Cities must stop criminalizing conduct that is “an unavoidable consequence of being homeless,” a federal appeals court ruled Tuesday. The ruling concerns sitting, lying or sleeping in public streets when no homeless shelters are available and will apply to cities in nine western states.
The Ninth U.S. Circuit Court of Appeals in San Francisco referenced the Eighth Amendment’s ban on “cruel and unusual punishment” in conjunction with city ordinances like the one in Boise, Idaho, that made it a crime to use sidewalks as camping places, the San Francisco Chronicle reports.
“Our hope, not just for Boise but for cities like San Francisco and cities across the country, is that it causes them to take a look at the laws they have on the books and have conversations about how to stop relying on those policies,” Eric Tars of the National Law Center on Homelessness & Poverty said recently, according to the paper.
But while the 3-0 ruling said that cities couldn’t completely outlaw sleeping on the streets, San Francisco may be able to skirt it — because it enforces what’s known as a partial ban. In 2010, 54 percent of San Francisco voters made it a misdemeanor to “sit or lie down on a public sidewalk, or on a mattress or other object on a sidewalk, between 7 a.m. and 11 p.m.,” according to the Chronicle.
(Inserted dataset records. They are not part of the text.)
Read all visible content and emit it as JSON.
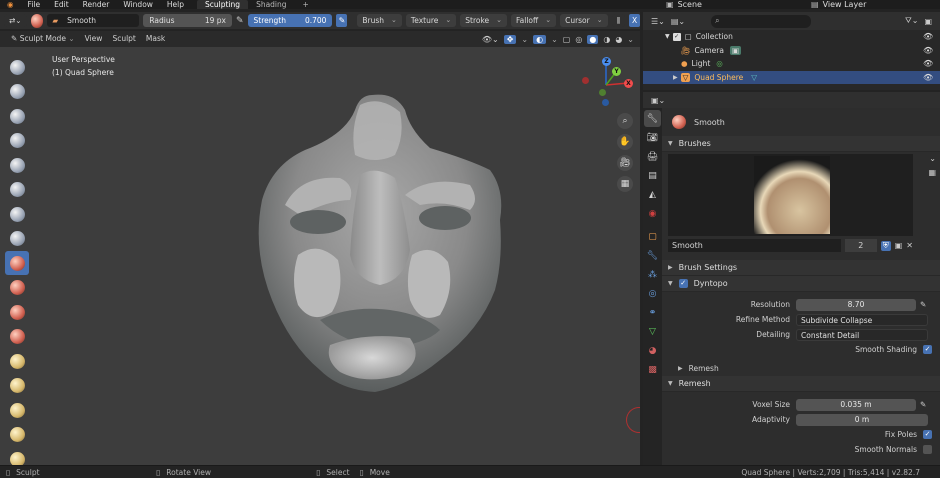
{
  "topbar": {
    "menus": [
      "File",
      "Edit",
      "Render",
      "Window",
      "Help"
    ],
    "workspaces": [
      "Sculpting",
      "Shading"
    ],
    "active_workspace": "Sculpting",
    "add_tab": "+",
    "scene": "Scene",
    "view_layer": "View Layer"
  },
  "toolheader": {
    "brush_name": "Smooth",
    "radius_label": "Radius",
    "radius_value": "19 px",
    "strength_label": "Strength",
    "strength_value": "0.700",
    "menus": [
      "Brush",
      "Texture",
      "Stroke",
      "Falloff",
      "Cursor"
    ],
    "x_label": "X"
  },
  "viewheader": {
    "mode": "Sculpt Mode",
    "menus": [
      "View",
      "Sculpt",
      "Mask"
    ]
  },
  "viewport": {
    "perspective": "User Perspective",
    "object": "(1) Quad Sphere",
    "gizmo": {
      "z": "Z",
      "x": "X",
      "y": "Y"
    }
  },
  "outliner": {
    "items": [
      {
        "label": "Collection",
        "depth": 1,
        "selected": false
      },
      {
        "label": "Camera",
        "depth": 2,
        "selected": false
      },
      {
        "label": "Light",
        "depth": 2,
        "selected": false
      },
      {
        "label": "Quad Sphere",
        "depth": 2,
        "selected": true
      }
    ]
  },
  "properties": {
    "brush_header": "Smooth",
    "brushes_section": "Brushes",
    "brush_slot": {
      "name": "Smooth",
      "users": "2"
    },
    "brush_settings_section": "Brush Settings",
    "dyntopo_section": "Dyntopo",
    "resolution_label": "Resolution",
    "resolution_value": "8.70",
    "refine_label": "Refine Method",
    "refine_value": "Subdivide Collapse",
    "detailing_label": "Detailing",
    "detailing_value": "Constant Detail",
    "smooth_shading_label": "Smooth Shading",
    "smooth_shading": true,
    "dyntopo_remesh_section": "Remesh",
    "remesh_section": "Remesh",
    "voxel_label": "Voxel Size",
    "voxel_value": "0.035 m",
    "adaptivity_label": "Adaptivity",
    "adaptivity_value": "0 m",
    "fix_poles_label": "Fix Poles",
    "fix_poles": true,
    "smooth_normals_label": "Smooth Normals",
    "smooth_normals": false
  },
  "statusbar": {
    "left": "Sculpt",
    "rotate": "Rotate View",
    "select": "Select",
    "move": "Move",
    "stats": "Quad Sphere | Verts:2,709 | Tris:5,414 | v2.82.7"
  },
  "colors": {
    "accent": "#4772b3",
    "selection": "#334d80",
    "viewport_bg": "#3d3d3d"
  }
}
The ruling also states specifically that cities cannot prosecute homeless people when shelter space is available. But some shelters have a cap on the number of nights a person can stay — others require that they be part of rehabilitation programs or make certain religious commitments, as the Los Angeles Times points out. In San Francisco, the city bans keeping tents on the sidewalks 24 hours a day. But before enforcing that ban, officials have to offer the homeless person shelter or a bus ticket to another city where “a friend or relative could provide housing,” according to the Chronicle. So that practice will probably be allowed to stand under the new ruling.
Another way that cities discourage homelessness (which is much more insidious, and unlikely to be touched by the courts) is by designing people away. From benches that can’t be slept on to green spaces surrounded by jagged fences, the practice of so-called “hostile design” is increasingly being used by city planners — even while it’s publicly shamed on social media.
What cities really need, of course, is a dedicated revenue stream to provide housing for homeless individuals. One San Francisco measure that would tax businesses like Twitter could bring in up to $300 million for homelessness prevention and affordable housing programs, as Next City recently reported.
Rachel Dovey is an award-winning freelance writer and former USC Annenberg fellow living at the northern tip of California’s Bay Area. She writes about infrastructure, water and climate change and has been published by Bust, Wired, Paste, SF Weekly, the East Bay Express and the North Bay Bohemian.